Cipollaro, V.A. (n.d.). The history  of the International Society of Dermatology. https://www.intsocderm.org/wp-content/uploads/sites/804/ISD%20Golden%20Jubilee_WEB.pdf

Kampfer, P., Denger, K., Cook, A.M., Lee, S.-T., Jackel, U., Denner, E.B.M., and Busse, H.J.. 2006. Castellaniella gen. nov., to accommodate the phylogenetic lineage of Alcaligenes defragrans, and proposal of Castellaniella defragrans gen. nov., comb. nov. and Castellaniella denitrificans sp. nov. International Journal of Systematic and Evolutionary Microbiology 56, 815-819.

N.A. 1971. Dr. Aldo Castellani, a Specialist On Sleeping Sickness, Is Dead. The New York Times 44.

Mitja, O., Asiedu, K., and Mabey, D.. 2013. Yaws. The Lancelet.  https://doi.org/10.1016/S0140-6736(12)62130-8.

de Raadt, P. (2005). The history of sleeping sickness. World Health Organization: Fourth International Cours on African Trypanosomoses

The Etiology of Yaws. (1908). The Indian Medical Gazette, 43(3), 101.

Wright, A. (1999). Twentieth Century Impressions of Ceylon: Its History, People, Commerce, Industries, and Resources: Asian Educational Services.

A2: Microbes in the News: New Species in the Ice

Article and link:  https://www.sciencedaily.com/releases/2019/01/190115121103.htm

Published: January 15th, 2019

Scientists identify two new species of fungi in retreating Arctic glacier

Summary- This short article introduces two new fungal species which inhabit glacial ice on Ellesmere Island. The author also begins to explain how their habitat is being affected by climate change and what further research is being performed.

Connections- While we have not covered much yet, I did find it interesting that the researchers proposed the name Mrakia hoshinonis after Tamotsu Hoshino, a polar region fungi researcher from the National Institute of Advanced Science and Technology. The other species is proposed to be called Vishniacozyma ellesmerensis after the island where it was discovered. The naming process reminded me of the Epithet assignment. These microbes also live in cold environments, which means they could be categorized as psychrophiles.
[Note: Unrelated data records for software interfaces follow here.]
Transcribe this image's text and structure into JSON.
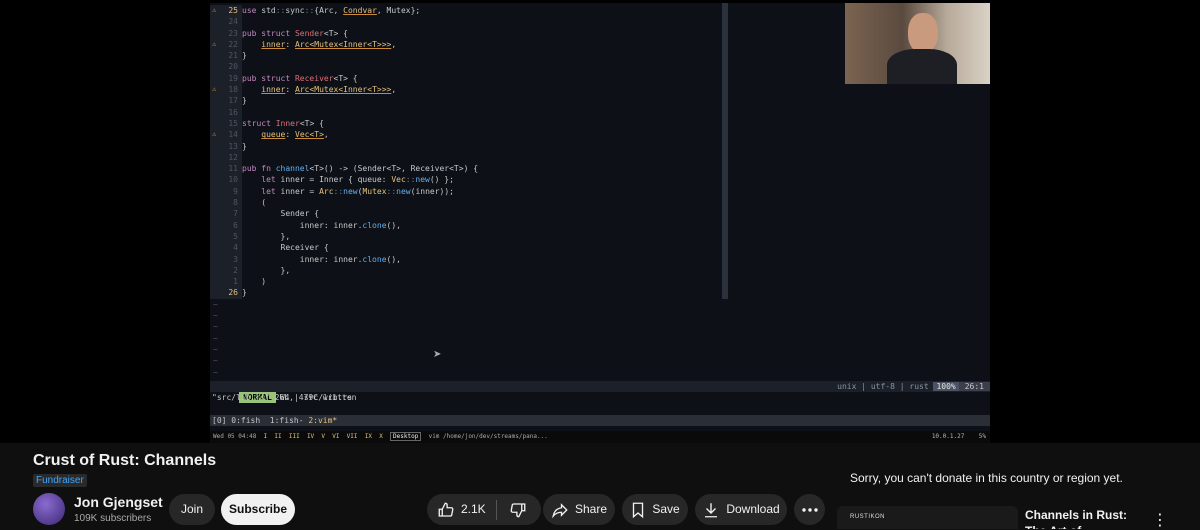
{
  "editor": {
    "lines": [
      {
        "num": "25",
        "warn": true,
        "cur": true,
        "parts": [
          [
            "k",
            "use "
          ],
          [
            "",
            "std"
          ],
          [
            "p",
            "::"
          ],
          [
            "",
            "sync"
          ],
          [
            "p",
            "::"
          ],
          [
            "",
            "{Arc, "
          ],
          [
            "u",
            "Condvar"
          ],
          [
            "",
            ", Mutex};"
          ]
        ]
      },
      {
        "num": "24",
        "parts": []
      },
      {
        "num": "23",
        "parts": [
          [
            "k",
            "pub struct "
          ],
          [
            "r",
            "Sender"
          ],
          [
            "",
            "<T> {"
          ]
        ]
      },
      {
        "num": "22",
        "warn": true,
        "parts": [
          [
            "",
            "    "
          ],
          [
            "u",
            "inner"
          ],
          [
            "",
            ": "
          ],
          [
            "u",
            "Arc<Mutex<Inner<T>>>"
          ],
          [
            "",
            ","
          ]
        ]
      },
      {
        "num": "21",
        "parts": [
          [
            "",
            "}"
          ]
        ]
      },
      {
        "num": "20",
        "parts": []
      },
      {
        "num": "19",
        "parts": [
          [
            "k",
            "pub struct "
          ],
          [
            "r",
            "Receiver"
          ],
          [
            "",
            "<T> {"
          ]
        ]
      },
      {
        "num": "18",
        "warn": true,
        "parts": [
          [
            "",
            "    "
          ],
          [
            "u",
            "inner"
          ],
          [
            "",
            ": "
          ],
          [
            "u",
            "Arc<Mutex<Inner<T>>>"
          ],
          [
            "",
            ","
          ]
        ]
      },
      {
        "num": "17",
        "parts": [
          [
            "",
            "}"
          ]
        ]
      },
      {
        "num": "16",
        "parts": []
      },
      {
        "num": "15",
        "parts": [
          [
            "k",
            "struct "
          ],
          [
            "r",
            "Inner"
          ],
          [
            "",
            "<T> {"
          ]
        ]
      },
      {
        "num": "14",
        "warn": true,
        "parts": [
          [
            "",
            "    "
          ],
          [
            "u",
            "queue"
          ],
          [
            "",
            ": "
          ],
          [
            "u",
            "Vec<T>"
          ],
          [
            "",
            ","
          ]
        ]
      },
      {
        "num": "13",
        "parts": [
          [
            "",
            "}"
          ]
        ]
      },
      {
        "num": "12",
        "parts": []
      },
      {
        "num": "11",
        "parts": [
          [
            "k",
            "pub fn "
          ],
          [
            "f",
            "channel"
          ],
          [
            "",
            "<T>() -> (Sender<T>, Receiver<T>) {"
          ]
        ]
      },
      {
        "num": "10",
        "parts": [
          [
            "",
            "    "
          ],
          [
            "k",
            "let "
          ],
          [
            "",
            "inner = Inner { queue: "
          ],
          [
            "t",
            "Vec"
          ],
          [
            "p",
            "::"
          ],
          [
            "f",
            "new"
          ],
          [
            "",
            "() };"
          ]
        ]
      },
      {
        "num": "9",
        "parts": [
          [
            "",
            "    "
          ],
          [
            "k",
            "let "
          ],
          [
            "",
            "inner = "
          ],
          [
            "t",
            "Arc"
          ],
          [
            "p",
            "::"
          ],
          [
            "f",
            "new"
          ],
          [
            "",
            "("
          ],
          [
            "t",
            "Mutex"
          ],
          [
            "p",
            "::"
          ],
          [
            "f",
            "new"
          ],
          [
            "",
            "(inner));"
          ]
        ]
      },
      {
        "num": "8",
        "parts": [
          [
            "",
            "    ("
          ]
        ]
      },
      {
        "num": "7",
        "parts": [
          [
            "",
            "        Sender {"
          ]
        ]
      },
      {
        "num": "6",
        "parts": [
          [
            "",
            "            inner: inner."
          ],
          [
            "f",
            "clone"
          ],
          [
            "",
            "(),"
          ]
        ]
      },
      {
        "num": "5",
        "parts": [
          [
            "",
            "        },"
          ]
        ]
      },
      {
        "num": "4",
        "parts": [
          [
            "",
            "        Receiver {"
          ]
        ]
      },
      {
        "num": "3",
        "parts": [
          [
            "",
            "            inner: inner."
          ],
          [
            "f",
            "clone"
          ],
          [
            "",
            "(),"
          ]
        ]
      },
      {
        "num": "2",
        "parts": [
          [
            "",
            "        },"
          ]
        ]
      },
      {
        "num": "1",
        "parts": [
          [
            "",
            "    )"
          ]
        ]
      },
      {
        "num": "26",
        "cur": true,
        "parts": [
          [
            "",
            "}"
          ]
        ]
      }
    ],
    "tildes": 7,
    "status": {
      "mode": "NORMAL",
      "info": "W4 | src/lib.rs",
      "right": "unix | utf-8 | rust ",
      "pct": "100%",
      "pos": "26:1"
    },
    "message": "\"src/lib.rs\" 26L, 479C written",
    "tmux": {
      "left": "[0] 0:fish  1:fish- ",
      "active": "2:vim*"
    },
    "taskbar": {
      "time": "Wed 05 04:48",
      "workspaces": "I  II  III  IV  V  VI  VII  IX  X ",
      "box": "Desktop",
      "window": "vim /home/jon/dev/streams/pana...",
      "right": "10.0.1.27    5%"
    }
  },
  "video": {
    "title": "Crust of Rust: Channels",
    "badge": "Fundraiser"
  },
  "channel": {
    "name": "Jon Gjengset",
    "subscribers": "109K subscribers",
    "join": "Join",
    "subscribe": "Subscribe"
  },
  "actions": {
    "likes": "2.1K",
    "share": "Share",
    "save": "Save",
    "download": "Download"
  },
  "sidebar": {
    "donate_msg": "Sorry, you can't donate in this country or region yet.",
    "rec_title": "Channels in Rust: The Art of Concurrency by",
    "rec_tag": "RUSTIKON"
  }
}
Critical analysis- I found this story interesting because it shows just how much we still don’t know about microbes in general, let alone the ones that live in extreme environments. I do not think there was enough information in this story to say it is scientifically accurate or not. The author does not talk too much on how the researchers found and identified the species. Because of our lack of knowledge, it is easy to see why two new species could be found in one small area. The author went on a tangent in the article to talk about climate change. And while it had to do with further research, I felt like it stole the show from the idea of new species in glacial ice and what the implications are of the discovery. The public may not recognize all the different aspects that go into discovering a new species, and they might get caught up in the scary climate change drama.
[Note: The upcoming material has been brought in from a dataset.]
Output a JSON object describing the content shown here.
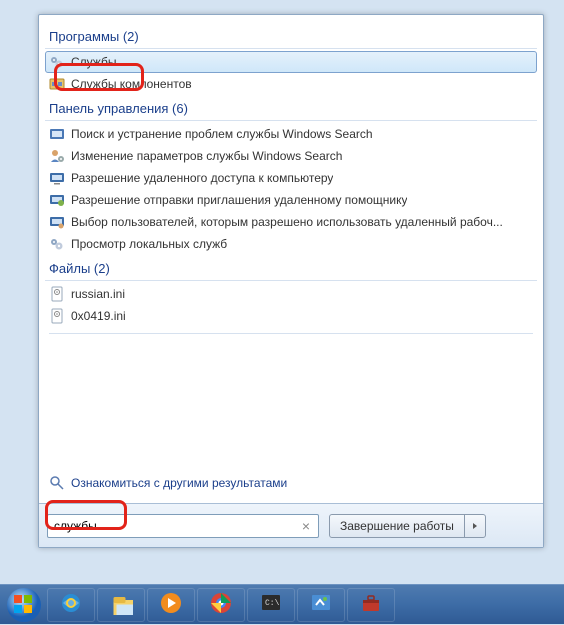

Question- What can we learn from microbes that live in extremely cold environments?

A1 Intro Post: Cristina Mondelli

Hi everyone! My name is Cristina Mondelli and I am a senior biology student. I plan on starting a dental practice in Fairbanks after attending dental school, which will enable me to travel and participate in medical missions. I recently returned from spending time in the Philippines teaching children about dental hygiene and playing soccer, and I had a blast! My hobbies include anything soccer related, teaching science to kids, and exploring the outdoors. I am excited to learn more about how microbes affect our oral health so I can share that knowledge with others. I am looking forward to an exciting semester with you all!